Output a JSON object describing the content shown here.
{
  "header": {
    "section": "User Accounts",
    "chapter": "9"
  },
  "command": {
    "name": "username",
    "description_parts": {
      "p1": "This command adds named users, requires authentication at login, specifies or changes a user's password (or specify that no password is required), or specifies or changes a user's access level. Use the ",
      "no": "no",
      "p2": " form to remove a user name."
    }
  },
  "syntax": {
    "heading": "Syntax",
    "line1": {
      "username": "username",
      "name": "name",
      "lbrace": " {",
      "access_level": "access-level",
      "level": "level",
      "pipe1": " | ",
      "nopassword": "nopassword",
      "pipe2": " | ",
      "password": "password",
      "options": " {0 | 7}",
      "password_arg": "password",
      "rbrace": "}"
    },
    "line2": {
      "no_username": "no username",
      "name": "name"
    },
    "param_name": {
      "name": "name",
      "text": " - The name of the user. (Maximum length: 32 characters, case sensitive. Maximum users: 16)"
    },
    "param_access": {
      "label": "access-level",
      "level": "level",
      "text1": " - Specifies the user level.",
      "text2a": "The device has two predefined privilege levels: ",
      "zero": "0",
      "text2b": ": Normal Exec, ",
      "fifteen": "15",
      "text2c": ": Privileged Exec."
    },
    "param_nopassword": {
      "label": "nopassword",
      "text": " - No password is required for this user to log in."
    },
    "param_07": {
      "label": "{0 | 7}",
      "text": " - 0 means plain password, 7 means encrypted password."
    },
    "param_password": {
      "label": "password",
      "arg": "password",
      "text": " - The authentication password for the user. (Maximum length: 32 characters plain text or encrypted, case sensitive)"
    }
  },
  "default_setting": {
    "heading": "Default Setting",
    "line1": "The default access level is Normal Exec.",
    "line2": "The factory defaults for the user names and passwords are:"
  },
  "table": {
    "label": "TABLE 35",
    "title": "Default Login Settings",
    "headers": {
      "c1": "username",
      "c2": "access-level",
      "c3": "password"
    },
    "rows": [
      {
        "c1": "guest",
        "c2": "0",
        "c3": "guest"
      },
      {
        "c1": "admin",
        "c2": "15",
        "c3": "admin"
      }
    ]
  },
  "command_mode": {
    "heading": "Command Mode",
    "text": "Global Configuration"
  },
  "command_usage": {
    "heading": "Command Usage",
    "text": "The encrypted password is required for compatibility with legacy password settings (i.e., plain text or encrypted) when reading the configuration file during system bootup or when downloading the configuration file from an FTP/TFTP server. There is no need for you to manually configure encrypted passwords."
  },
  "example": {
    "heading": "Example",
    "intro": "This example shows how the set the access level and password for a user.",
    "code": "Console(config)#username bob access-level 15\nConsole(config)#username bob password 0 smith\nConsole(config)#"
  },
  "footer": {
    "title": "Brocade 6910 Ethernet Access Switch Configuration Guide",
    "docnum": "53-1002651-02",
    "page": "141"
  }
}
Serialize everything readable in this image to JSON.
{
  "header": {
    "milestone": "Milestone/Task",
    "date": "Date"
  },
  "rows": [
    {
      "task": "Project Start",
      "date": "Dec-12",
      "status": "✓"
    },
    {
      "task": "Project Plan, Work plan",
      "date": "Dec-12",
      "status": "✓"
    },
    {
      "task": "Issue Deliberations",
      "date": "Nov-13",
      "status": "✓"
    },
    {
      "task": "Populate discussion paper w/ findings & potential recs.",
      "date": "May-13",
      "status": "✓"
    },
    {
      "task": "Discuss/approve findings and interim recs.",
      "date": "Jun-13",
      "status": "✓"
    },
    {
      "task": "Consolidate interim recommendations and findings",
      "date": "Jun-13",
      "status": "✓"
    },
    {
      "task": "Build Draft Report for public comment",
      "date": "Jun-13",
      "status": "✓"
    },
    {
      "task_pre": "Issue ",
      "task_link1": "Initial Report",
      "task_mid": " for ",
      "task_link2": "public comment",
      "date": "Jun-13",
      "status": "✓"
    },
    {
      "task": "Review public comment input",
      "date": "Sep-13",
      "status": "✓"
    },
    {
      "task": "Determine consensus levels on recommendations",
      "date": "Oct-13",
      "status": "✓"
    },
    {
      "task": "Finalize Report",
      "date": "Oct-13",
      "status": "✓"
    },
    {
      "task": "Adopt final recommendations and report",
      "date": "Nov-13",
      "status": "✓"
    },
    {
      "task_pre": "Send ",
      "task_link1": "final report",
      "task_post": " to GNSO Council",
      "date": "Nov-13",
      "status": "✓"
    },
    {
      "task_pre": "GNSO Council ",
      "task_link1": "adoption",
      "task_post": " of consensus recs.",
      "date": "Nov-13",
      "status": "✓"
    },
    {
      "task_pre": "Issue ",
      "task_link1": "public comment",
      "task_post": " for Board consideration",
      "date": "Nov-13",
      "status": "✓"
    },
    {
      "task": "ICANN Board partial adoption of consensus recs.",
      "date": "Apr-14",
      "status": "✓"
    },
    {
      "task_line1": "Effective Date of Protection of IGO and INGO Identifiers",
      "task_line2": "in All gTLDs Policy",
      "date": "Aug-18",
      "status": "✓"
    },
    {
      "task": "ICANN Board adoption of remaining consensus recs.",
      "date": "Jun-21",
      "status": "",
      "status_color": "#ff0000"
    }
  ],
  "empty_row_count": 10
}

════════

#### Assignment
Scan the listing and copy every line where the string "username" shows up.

#### Response for this exercise
    "name": "username",
      "username": "username",
      "no_username": "no username",
      "c1": "username",
    "code": "Console(config)#username bob access-level 15\nConsole(config)#username bob password 0 smith\nConsole(config)#"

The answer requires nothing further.